**Color-gradient lattice Boltzmann modeling of immiscible two-phase flows on partially wetting surfaces.** / Yu, Yuan; Liu, Haihu; Zhang, Yonghao; Liang, Dong.

Research output: Contribution to journal › Article

TY - JOUR

T1 - Color-gradient lattice Boltzmann modeling of immiscible two-phase flows on partially wetting surfaces

AU - Yu, Yuan

AU - Liu, Haihu

AU - Zhang, Yonghao

AU - Liang, Dong

PY - 2018/2/1

Y1 - 2018/2/1
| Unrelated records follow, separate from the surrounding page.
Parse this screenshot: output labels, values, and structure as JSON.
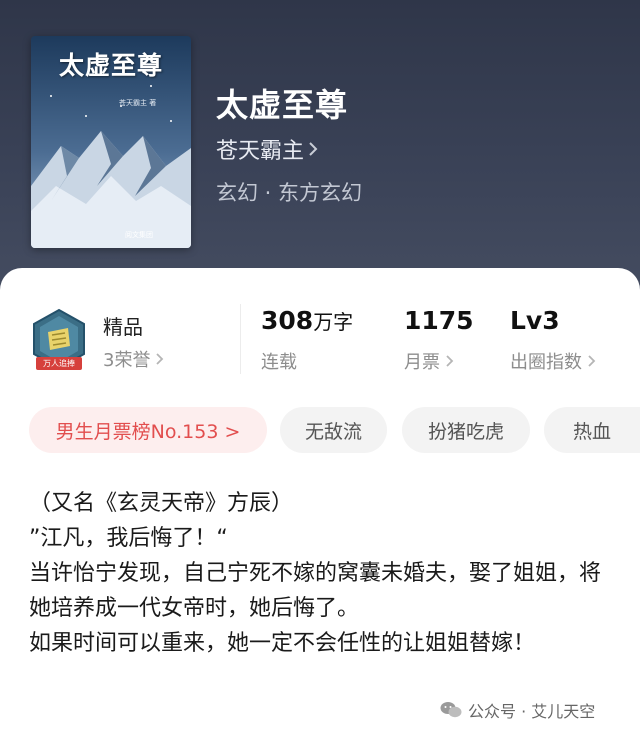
{
  "book": {
    "title": "太虚至尊",
    "author": "苍天霸主",
    "genre": "玄幻 · 东方玄幻",
    "cover": {
      "title": "太虚至尊",
      "author": "苍天霸主 著",
      "publisher": "阅文集团"
    }
  },
  "quality": {
    "label": "精品",
    "honors": "3荣誉",
    "badge_text": "万人追捧"
  },
  "stats": [
    {
      "value": "308",
      "unit": "万字",
      "label": "连载"
    },
    {
      "value": "1175",
      "unit": "",
      "label": "月票"
    },
    {
      "value": "Lv3",
      "unit": "",
      "label": "出圈指数"
    }
  ],
  "tags": [
    "男生月票榜No.153 >",
    "无敌流",
    "扮猪吃虎",
    "热血"
  ],
  "description": [
    "（又名《玄灵天帝》方辰）",
    "”江凡，我后悔了！“",
    "当许怡宁发现，自己宁死不嫁的窝囊未婚夫，娶了姐姐，将她培养成一代女帝时，她后悔了。",
    "如果时间可以重来，她一定不会任性的让姐姐替嫁！"
  ],
  "watermark": "公众号 · 艾儿天空",
  "colors": {
    "header_bg": "#383f53",
    "rank_tag_text": "#e24e4e",
    "rank_tag_bg": "#fdeeee"
  }
}
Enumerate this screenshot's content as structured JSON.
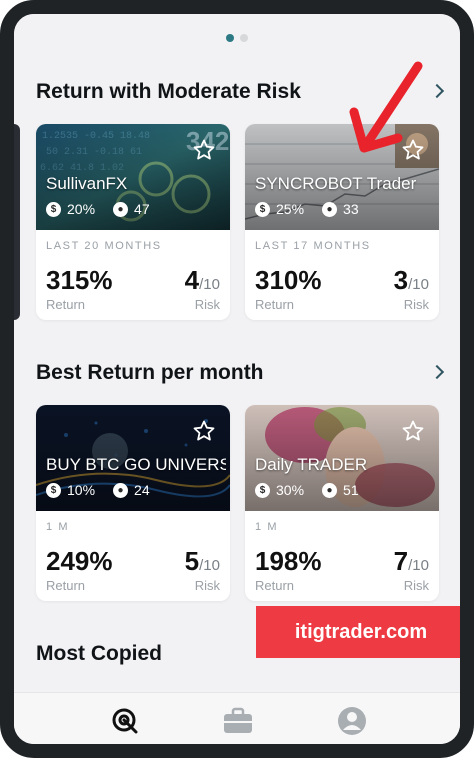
{
  "pager": {
    "count": 2,
    "active": 0
  },
  "sections": [
    {
      "title": "Return with Moderate Risk",
      "cards": [
        {
          "name": "SullivanFX",
          "return_rate": "20%",
          "copiers": "47",
          "period": "LAST 20 MONTHS",
          "return": "315%",
          "return_label": "Return",
          "risk": "4",
          "risk_den": "/10",
          "risk_label": "Risk"
        },
        {
          "name": "SYNCROBOT Trader",
          "return_rate": "25%",
          "copiers": "33",
          "period": "LAST 17 MONTHS",
          "return": "310%",
          "return_label": "Return",
          "risk": "3",
          "risk_den": "/10",
          "risk_label": "Risk"
        }
      ]
    },
    {
      "title": "Best Return per month",
      "cards": [
        {
          "name": "BUY BTC GO UNIVERSE",
          "return_rate": "10%",
          "copiers": "24",
          "period": "1 M",
          "return": "249%",
          "return_label": "Return",
          "risk": "5",
          "risk_den": "/10",
          "risk_label": "Risk"
        },
        {
          "name": "Daily TRADER",
          "return_rate": "30%",
          "copiers": "51",
          "period": "1 M",
          "return": "198%",
          "return_label": "Return",
          "risk": "7",
          "risk_den": "/10",
          "risk_label": "Risk"
        }
      ]
    },
    {
      "title": "Most Copied"
    }
  ],
  "watermark": "itigtrader.com",
  "icons": {
    "star": "star-outline-icon",
    "return_rate": "dollar-circle-icon",
    "copiers": "person-circle-icon",
    "nav": [
      "discover-icon",
      "briefcase-icon",
      "profile-icon"
    ]
  },
  "colors": {
    "accent": "#2d7a85",
    "watermark_bg": "#ee3a43",
    "arrow": "#e8232b"
  }
}
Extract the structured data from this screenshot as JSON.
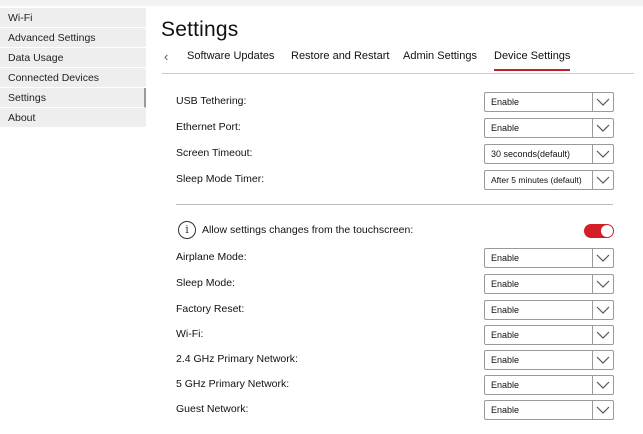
{
  "sidebar": {
    "items": [
      {
        "label": "Wi-Fi"
      },
      {
        "label": "Advanced Settings"
      },
      {
        "label": "Data Usage"
      },
      {
        "label": "Connected Devices"
      },
      {
        "label": "Settings"
      },
      {
        "label": "About"
      }
    ]
  },
  "page": {
    "title": "Settings"
  },
  "tabs": {
    "prev_icon": "chevron-left-icon",
    "items": [
      {
        "label": "Software Updates"
      },
      {
        "label": "Restore and Restart"
      },
      {
        "label": "Admin Settings"
      },
      {
        "label": "Device Settings",
        "active": true
      }
    ]
  },
  "device": {
    "rows": [
      {
        "label": "USB Tethering:",
        "value": "Enable"
      },
      {
        "label": "Ethernet Port:",
        "value": "Enable"
      },
      {
        "label": "Screen Timeout:",
        "value": "30 seconds(default)"
      },
      {
        "label": "Sleep Mode Timer:",
        "value": "After 5 minutes (default)"
      }
    ]
  },
  "touchscreen": {
    "icon": "info-icon",
    "info_glyph": "i",
    "label": "Allow settings changes from the touchscreen:",
    "toggle_on": true,
    "toggle_color": "#d21f26",
    "rows": [
      {
        "label": "Airplane Mode:",
        "value": "Enable"
      },
      {
        "label": "Sleep Mode:",
        "value": "Enable"
      },
      {
        "label": "Factory Reset:",
        "value": "Enable"
      },
      {
        "label": "Wi-Fi:",
        "value": "Enable"
      },
      {
        "label": "2.4 GHz Primary Network:",
        "value": "Enable"
      },
      {
        "label": "5 GHz Primary Network:",
        "value": "Enable"
      },
      {
        "label": "Guest Network:",
        "value": "Enable"
      }
    ]
  }
}
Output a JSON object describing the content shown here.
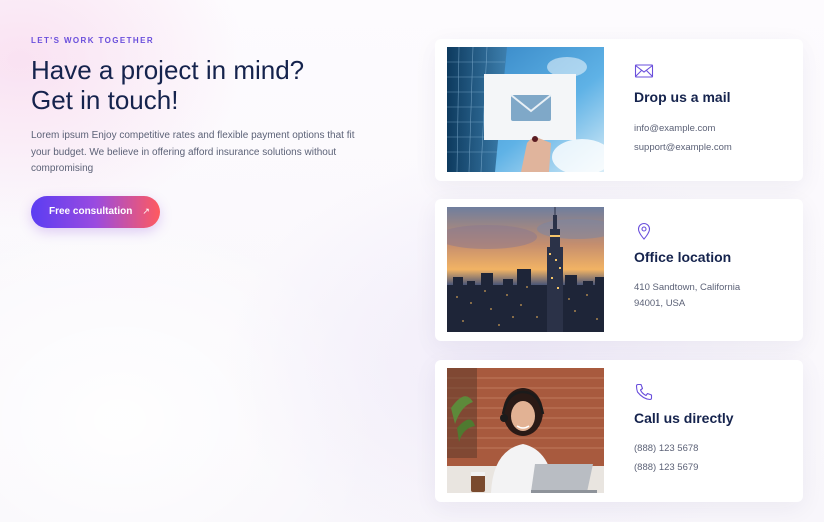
{
  "hero": {
    "eyebrow": "LET'S WORK TOGETHER",
    "title_line1": "Have a project in mind?",
    "title_line2": "Get in touch!",
    "description": "Lorem ipsum Enjoy competitive rates and flexible payment options that fit  your budget. We believe in offering afford insurance solutions without compromising",
    "cta_label": "Free consultation",
    "cta_arrow": "↗"
  },
  "cards": [
    {
      "icon": "mail-icon",
      "title": "Drop us a mail",
      "lines": [
        "info@example.com",
        "support@example.com"
      ]
    },
    {
      "icon": "location-pin-icon",
      "title": "Office location",
      "lines": [
        "410 Sandtown, California",
        "94001, USA"
      ]
    },
    {
      "icon": "phone-icon",
      "title": "Call us directly",
      "lines": [
        "(888) 123 5678",
        "(888) 123 5679"
      ]
    }
  ],
  "colors": {
    "accent": "#6a4fdc",
    "heading": "#15234d",
    "body_text": "#5c6277",
    "cta_gradient_start": "#5b3df2",
    "cta_gradient_end": "#ff5a5f"
  }
}
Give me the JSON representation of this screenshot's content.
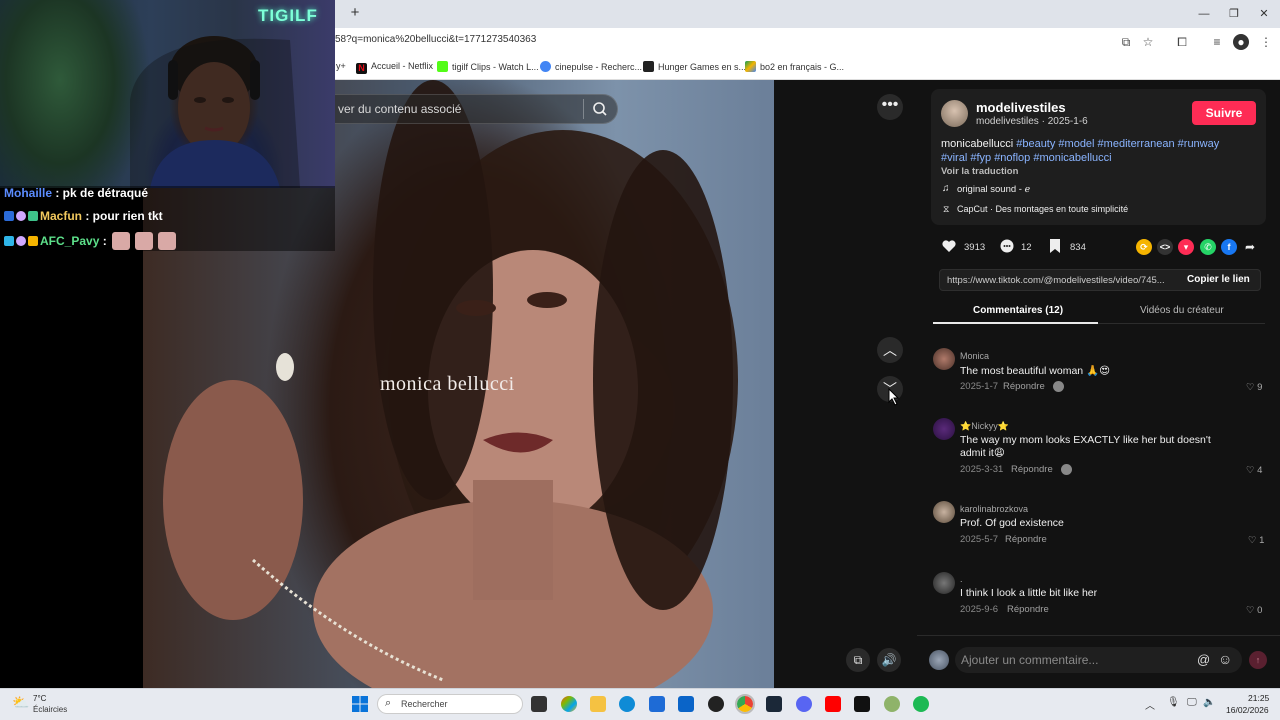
{
  "browser": {
    "url": "58?q=monica%20bellucci&t=1771273540363",
    "bookmarks": [
      "Accueil - Netflix",
      "tigilf Clips - Watch L...",
      "cinepulse - Recherc...",
      "Hunger Games en s...",
      "bo2 en français - G..."
    ],
    "bookmark_partial": "y+"
  },
  "video": {
    "search_placeholder": "ver du contenu associé",
    "overlay_caption": "monica bellucci"
  },
  "post": {
    "username": "modelivestiles",
    "subline": "modelivestiles · 2025-1-6",
    "follow_label": "Suivre",
    "caption_plain": "monicabellucci",
    "hashtags_line1": "#beauty #model #mediterranean #runway",
    "hashtags_line2": "#viral #fyp #noflop #monicabellucci",
    "translate_label": "Voir la traduction",
    "sound": "original sound - ℯ",
    "capcut": "CapCut · Des montages en toute simplicité",
    "likes": "3913",
    "comments": "12",
    "saves": "834",
    "link": "https://www.tiktok.com/@modelivestiles/video/745...",
    "copy_label": "Copier le lien"
  },
  "tabs": {
    "comments": "Commentaires (12)",
    "creator": "Vidéos du créateur"
  },
  "comments": [
    {
      "name": "Monica",
      "text": "The most beautiful woman 🙏😍",
      "date": "2025-1-7",
      "reply": "Répondre",
      "likes": "9"
    },
    {
      "name": "⭐Nickyy⭐",
      "text": "The way my mom looks EXACTLY like her but doesn't",
      "text2": "admit it😩",
      "date": "2025-3-31",
      "reply": "Répondre",
      "likes": "4"
    },
    {
      "name": "karolinabrozkova",
      "text": "Prof. Of god existence",
      "date": "2025-5-7",
      "reply": "Répondre",
      "likes": "1"
    },
    {
      "name": ".",
      "text": "I think I look a little bit like her",
      "date": "2025-9-6",
      "reply": "Répondre",
      "likes": "0"
    }
  ],
  "comment_input_placeholder": "Ajouter un commentaire...",
  "stream": {
    "neon_sign": "TIGILF",
    "chat": [
      {
        "user": "Mohaille",
        "msg": " : pk de détraqué"
      },
      {
        "user": "Macfun",
        "msg": " : pour rien tkt"
      },
      {
        "user": "AFC_Pavy",
        "msg": " :"
      }
    ]
  },
  "taskbar": {
    "weather_temp": "7°C",
    "weather_desc": "Éclaircies",
    "search_label": "Rechercher",
    "time": "21:25",
    "date": "16/02/2026"
  },
  "colors": {
    "accent": "#fe2c55",
    "hashtag": "#8ab4ff",
    "panel_bg": "#121212"
  }
}
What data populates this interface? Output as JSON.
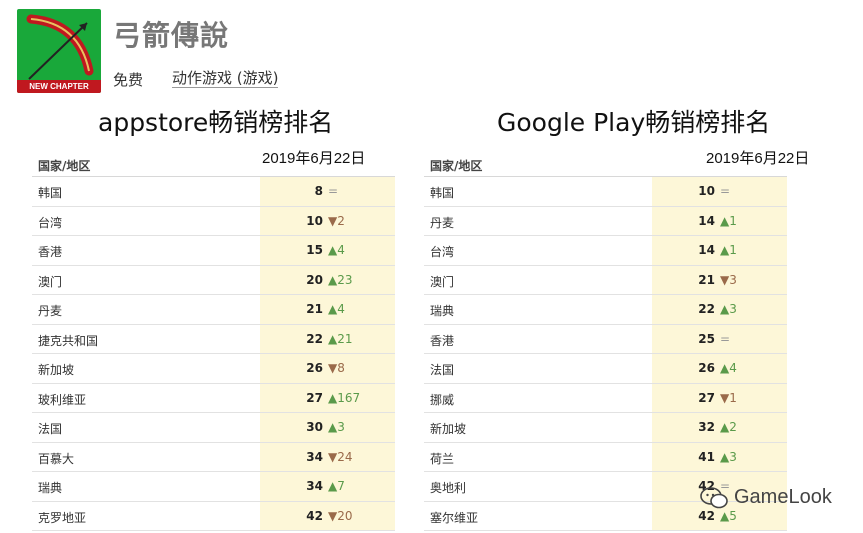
{
  "app": {
    "title": "弓箭傳說",
    "banner": "NEW CHAPTER",
    "price": "免费",
    "genre": "动作游戏 (游戏)"
  },
  "tables": [
    {
      "title": "appstore畅销榜排名",
      "col_country": "国家/地区",
      "col_date": "2019年6月22日",
      "rows": [
        {
          "country": "韩国",
          "rank": "8",
          "change": "=",
          "dir": "same"
        },
        {
          "country": "台湾",
          "rank": "10",
          "change": "▼2",
          "dir": "down"
        },
        {
          "country": "香港",
          "rank": "15",
          "change": "▲4",
          "dir": "up"
        },
        {
          "country": "澳门",
          "rank": "20",
          "change": "▲23",
          "dir": "up"
        },
        {
          "country": "丹麦",
          "rank": "21",
          "change": "▲4",
          "dir": "up"
        },
        {
          "country": "捷克共和国",
          "rank": "22",
          "change": "▲21",
          "dir": "up"
        },
        {
          "country": "新加坡",
          "rank": "26",
          "change": "▼8",
          "dir": "down"
        },
        {
          "country": "玻利维亚",
          "rank": "27",
          "change": "▲167",
          "dir": "up"
        },
        {
          "country": "法国",
          "rank": "30",
          "change": "▲3",
          "dir": "up"
        },
        {
          "country": "百慕大",
          "rank": "34",
          "change": "▼24",
          "dir": "down"
        },
        {
          "country": "瑞典",
          "rank": "34",
          "change": "▲7",
          "dir": "up"
        },
        {
          "country": "克罗地亚",
          "rank": "42",
          "change": "▼20",
          "dir": "down"
        }
      ]
    },
    {
      "title": "Google Play畅销榜排名",
      "col_country": "国家/地区",
      "col_date": "2019年6月22日",
      "rows": [
        {
          "country": "韩国",
          "rank": "10",
          "change": "=",
          "dir": "same"
        },
        {
          "country": "丹麦",
          "rank": "14",
          "change": "▲1",
          "dir": "up"
        },
        {
          "country": "台湾",
          "rank": "14",
          "change": "▲1",
          "dir": "up"
        },
        {
          "country": "澳门",
          "rank": "21",
          "change": "▼3",
          "dir": "down"
        },
        {
          "country": "瑞典",
          "rank": "22",
          "change": "▲3",
          "dir": "up"
        },
        {
          "country": "香港",
          "rank": "25",
          "change": "=",
          "dir": "same"
        },
        {
          "country": "法国",
          "rank": "26",
          "change": "▲4",
          "dir": "up"
        },
        {
          "country": "挪威",
          "rank": "27",
          "change": "▼1",
          "dir": "down"
        },
        {
          "country": "新加坡",
          "rank": "32",
          "change": "▲2",
          "dir": "up"
        },
        {
          "country": "荷兰",
          "rank": "41",
          "change": "▲3",
          "dir": "up"
        },
        {
          "country": "奥地利",
          "rank": "42",
          "change": "=",
          "dir": "same"
        },
        {
          "country": "塞尔维亚",
          "rank": "42",
          "change": "▲5",
          "dir": "up"
        }
      ]
    }
  ],
  "watermark": "GameLook",
  "colors": {
    "highlight": "#fdf7d8",
    "up": "#5a9a4a",
    "down": "#9a6a4a",
    "icon_bg": "#19a83a",
    "banner": "#c0181f"
  }
}
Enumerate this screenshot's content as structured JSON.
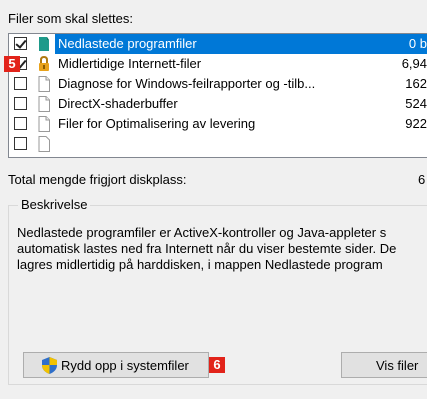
{
  "files_label": "Filer som skal slettes:",
  "items": [
    {
      "label": "Nedlastede programfiler",
      "size": "0 b",
      "checked": true,
      "selected": true,
      "icon": "folder-icon"
    },
    {
      "label": "Midlertidige Internett-filer",
      "size": "6,94",
      "checked": true,
      "selected": false,
      "icon": "lock-icon"
    },
    {
      "label": "Diagnose for Windows-feilrapporter og -tilb...",
      "size": "162",
      "checked": false,
      "selected": false,
      "icon": "file-icon"
    },
    {
      "label": "DirectX-shaderbuffer",
      "size": "524",
      "checked": false,
      "selected": false,
      "icon": "file-icon"
    },
    {
      "label": "Filer for Optimalisering av levering",
      "size": "922",
      "checked": false,
      "selected": false,
      "icon": "file-icon"
    }
  ],
  "total_label": "Total mengde frigjort diskplass:",
  "total_value": "6",
  "description": {
    "title": "Beskrivelse",
    "lines": [
      "Nedlastede programfiler er ActiveX-kontroller og Java-appleter s",
      "automatisk lastes ned fra Internett når du viser bestemte sider. De",
      "lagres midlertidig på harddisken, i mappen Nedlastede program"
    ]
  },
  "buttons": {
    "clean_system": "Rydd opp i systemfiler",
    "view_files": "Vis filer"
  },
  "badges": {
    "list": "5",
    "clean": "6"
  },
  "colors": {
    "selection": "#0078d7",
    "badge": "#e2231a",
    "shield_blue": "#2f6fc9",
    "shield_yellow": "#f2c200"
  }
}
N2 - A zero-interfacial-force condition is derived and implemented to improve the wetting boundary scheme for a lattice Boltzmann color-gradient model. This new wetting boundary scheme is validated by two static problems, i.e. a droplet resting on a flat surface and a cylindrical surface, and one dynamic problem, i.e. the capillary filling in a two-dimensional channel. In these simulations, we observe that non-physical mass transfer is suppressed and spurious velocities become smaller. Meanwhile, accurate results including dynamic contact line movement are achieved for a broad range of contact angles. The model is then applied to study the displacement of immiscible fluids in a two-dimensional channel. Both the displacement velocity and the change rate of finger length are found to exhibit a linear dependence on the contact angle at the viscosity ratio of unity. The displacement velocity decreases but the change rate of finger length increases with increasing capillary number, while the displacement velocity tends to be constant, i.e. two-thirds of the maximum inlet velocity, at high viscosity ratios or low capillary numbers. In contrast to the displacement velocity, the change rate of finger length is negligible at high viscosity ratios or low capillary numbers, where the finger length is in an equilibrium state, while the equilibrium finger length itself is smaller at a higher viscosity ratio or a lower capillary number.

AB - A zero-interfacial-force condition is derived and implemented to improve the wetting boundary scheme for a lattice Boltzmann color-gradient model. This new wetting boundary scheme is validated by two static problems, i.e. a droplet resting on a flat surface and a cylindrical surface, and one dynamic problem, i.e. the capillary filling in a two-dimensional channel. In these simulations, we observe that non-physical mass transfer is suppressed and spurious velocities become smaller. Meanwhile, accurate results including dynamic contact line movement are achieved for a broad range of contact angles. The model is then applied to study the displacement of immiscible fluids in a two-dimensional channel. Both the displacement velocity and the change rate of finger length are found to exhibit a linear dependence on the contact angle at the viscosity ratio of unity. The displacement velocity decreases but the change rate of finger length increases with increasing capillary number, while the displacement velocity tends to be constant, i.e. two-thirds of the maximum inlet velocity, at high viscosity ratios or low capillary numbers. In contrast to the displacement velocity, the change rate of finger length is negligible at high viscosity ratios or low capillary numbers, where the finger length is in an equilibrium state, while the equilibrium finger length itself is smaller at a higher viscosity ratio or a lower capillary number.

KW - color-gradient lattice Boltzmann model

KW - contact line movement

KW - immiscible displacement

KW - interfacial force

KW - wetting boundary scheme

UR - http://www.scopus.com/inward/record.url?scp=85041732067&partnerID=8YFLogxK

U2 - 10.1177/0954406217749616

DO - 10.1177/0954406217749616

M3 - Article

VL - 232

SP - 416

EP - 430

JO - Proceedings of the Institution of Mechanical Engineers, Part C: Journal of Mechanical Engineering Science

JF - Proceedings of the Institution of Mechanical Engineers, Part C: Journal of Mechanical Engineering Science

SN - 0954-4062

IS - 3

ER -